Hit ENTER to test blt (drifting): 
(mglMetalTest) Median frame time: 0.0167
(mglMetalTest) Max frame time: 0.0221
(mglMetalTest) Number of frames over 0.0167: 164/271
(mglMetalTest) Number of frames 5% over 0.0167: 17/271
(mglMetalTest) Number of frames 10% over 0.0167: 1/271
(mglMetalTest) Number of frames 20% over 0.0167: 1/271

Next it will do something similar, but show you drifting gratings at different locations and orientations.

Hit ENTER to test blt (multiple rotating and drifting): 
(mglMetalTest) Median frame time: 0.0167
(mglMetalTest) Max frame time: 0.0252
(mglMetalTest) Number of frames over 0.0167: 163/271
(mglMetalTest) Number of frames 5% over 0.0167: 51/271
(mglMetalTest) Number of frames 10% over 0.0167: 1/271
(mglMetalTest) Number of frames 20% over 0.0167: 1/271

Next, a test of dots

Hit ENTER to test dots: 
(mglMetalTest:mglProfile) Profile time for mglProfileOn is: 0.074804 ms
(mglMetalTest:mglProfile) Profile time for mglPoints2 is: 0.422125 ms

Then a test of moving dots, this will also go full screen and then should go back to a windowed context.

Hit ENTER to test dots: 
(mglMetalTest) Median frame time: 0.0167
(mglMetalTest) Max frame time: 0.0924
(mglMetalTest) Number of frames over 0.0167: 554/971
(mglMetalTest) Number of frames 5% over 0.0167: 137/971
(mglMetalTest) Number of frames 10% over 0.0167: 24/971
(mglMetalTest) Number of frames 20% over 0.0167: 5/971

Note that mglMetalTest with no arguments, starts up a new socket which the mglMetal application would have to reconnect with, so if you want to test the sequence again, without restarting mglMetal, you can run it like this:

mglMetalTest(1);

Development status

The following table is as of January 2020. The framework for all the key functionality that needs to be ported over to Metal is in place.

Function name Implementation status Notes
mglOpen Working alpha Code for this is in mglMetalTest, not yet pulled out into a clean function with all the same functionality as the mglOpen function, but should be trivial.
mglFlush Working alpha Works by busy-waiting on the flush within mglMetal - seems like this could be rethought to free up time on the matlab side
mglClose Not yet implemented Trivial.

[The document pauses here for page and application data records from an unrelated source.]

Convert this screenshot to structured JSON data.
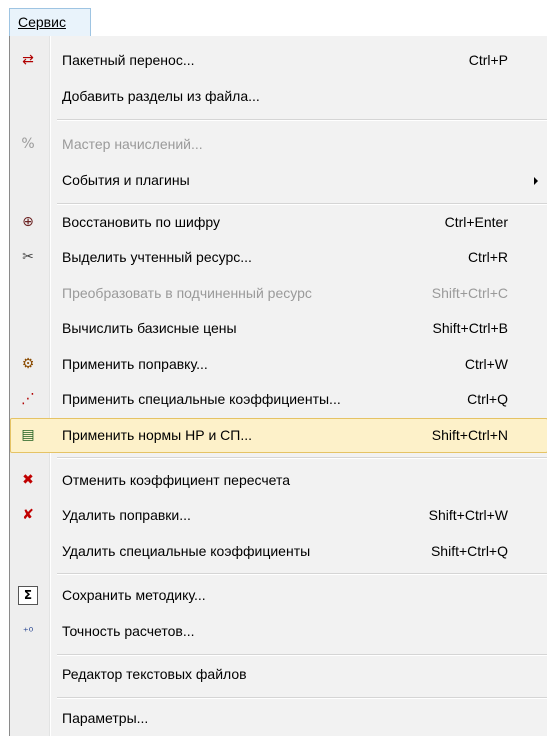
{
  "menubar": {
    "title": "Сервис"
  },
  "items": [
    {
      "id": "batch-transfer",
      "icon": "batch-transfer-icon",
      "glyph": "⇄",
      "color": "#b00000",
      "label": "Пакетный перенос...",
      "shortcut": "Ctrl+P"
    },
    {
      "id": "add-sections",
      "icon": "",
      "glyph": "",
      "label": "Добавить разделы из файла...",
      "shortcut": ""
    },
    {
      "id": "charges-wizard",
      "icon": "percent-icon",
      "glyph": "%",
      "color": "#9a9a9a",
      "label": "Мастер начислений...",
      "shortcut": "",
      "disabled": true
    },
    {
      "id": "events-plugins",
      "icon": "",
      "glyph": "",
      "label": "События и плагины",
      "shortcut": "",
      "submenu": true
    },
    {
      "id": "restore-by-code",
      "icon": "binoculars-icon",
      "glyph": "⊕",
      "color": "#6a2020",
      "label": "Восстановить по шифру",
      "shortcut": "Ctrl+Enter"
    },
    {
      "id": "select-resource",
      "icon": "tools-icon",
      "glyph": "✂",
      "color": "#444444",
      "label": "Выделить учтенный ресурс...",
      "shortcut": "Ctrl+R"
    },
    {
      "id": "convert-subresource",
      "icon": "",
      "glyph": "",
      "label": "Преобразовать в подчиненный ресурс",
      "shortcut": "Shift+Ctrl+C",
      "disabled": true
    },
    {
      "id": "calc-base-prices",
      "icon": "",
      "glyph": "",
      "label": "Вычислить базисные цены",
      "shortcut": "Shift+Ctrl+B"
    },
    {
      "id": "apply-correction",
      "icon": "correction-icon",
      "glyph": "⚙",
      "color": "#8a4a00",
      "label": "Применить поправку...",
      "shortcut": "Ctrl+W"
    },
    {
      "id": "apply-special-coef",
      "icon": "chart-icon",
      "glyph": "⋰",
      "color": "#b00000",
      "label": "Применить специальные коэффициенты...",
      "shortcut": "Ctrl+Q"
    },
    {
      "id": "apply-norms",
      "icon": "norms-icon",
      "glyph": "▤",
      "color": "#206020",
      "label": "Применить нормы НР и СП...",
      "shortcut": "Shift+Ctrl+N",
      "highlight": true
    },
    {
      "id": "cancel-recalc-coef",
      "icon": "cancel-coef-icon",
      "glyph": "✖",
      "color": "#c00000",
      "label": "Отменить коэффициент пересчета",
      "shortcut": ""
    },
    {
      "id": "delete-corrections",
      "icon": "delete-corrections-icon",
      "glyph": "✘",
      "color": "#c00000",
      "label": "Удалить поправки...",
      "shortcut": "Shift+Ctrl+W"
    },
    {
      "id": "delete-special-coef",
      "icon": "",
      "glyph": "",
      "label": "Удалить специальные коэффициенты",
      "shortcut": "Shift+Ctrl+Q"
    },
    {
      "id": "save-method",
      "icon": "sigma-icon",
      "glyph": "Σ",
      "color": "#000000",
      "label": "Сохранить методику...",
      "shortcut": ""
    },
    {
      "id": "calc-precision",
      "icon": "precision-icon",
      "glyph": "⁺⁰",
      "color": "#1a3a8a",
      "label": "Точность расчетов...",
      "shortcut": ""
    },
    {
      "id": "text-editor",
      "icon": "",
      "glyph": "",
      "label": "Редактор текстовых файлов",
      "shortcut": ""
    },
    {
      "id": "parameters",
      "icon": "",
      "glyph": "",
      "label": "Параметры...",
      "shortcut": ""
    }
  ]
}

But, need to decide if there should be a close state in which mglMetal is minimized
mglClearScreen Working alpha
mglLine Working alpha
mglPoints2 Working alpha
mglQuads Working alpha
mglFixationCross Working alpha
mglCreateTexture Working alpha
mglBltTexture Working alpha
mglVisualAngleCoordinates Not yet implemented Trivial. Already have the shader vertex code setup to accept a transformation matrix from matlab
mglSetGammaTable No need to update
mglGetGammaTable No need to update
Keyboard / mouse functions No need to update
National Instruments digital / analog I/O NO need to update
Task code No need to update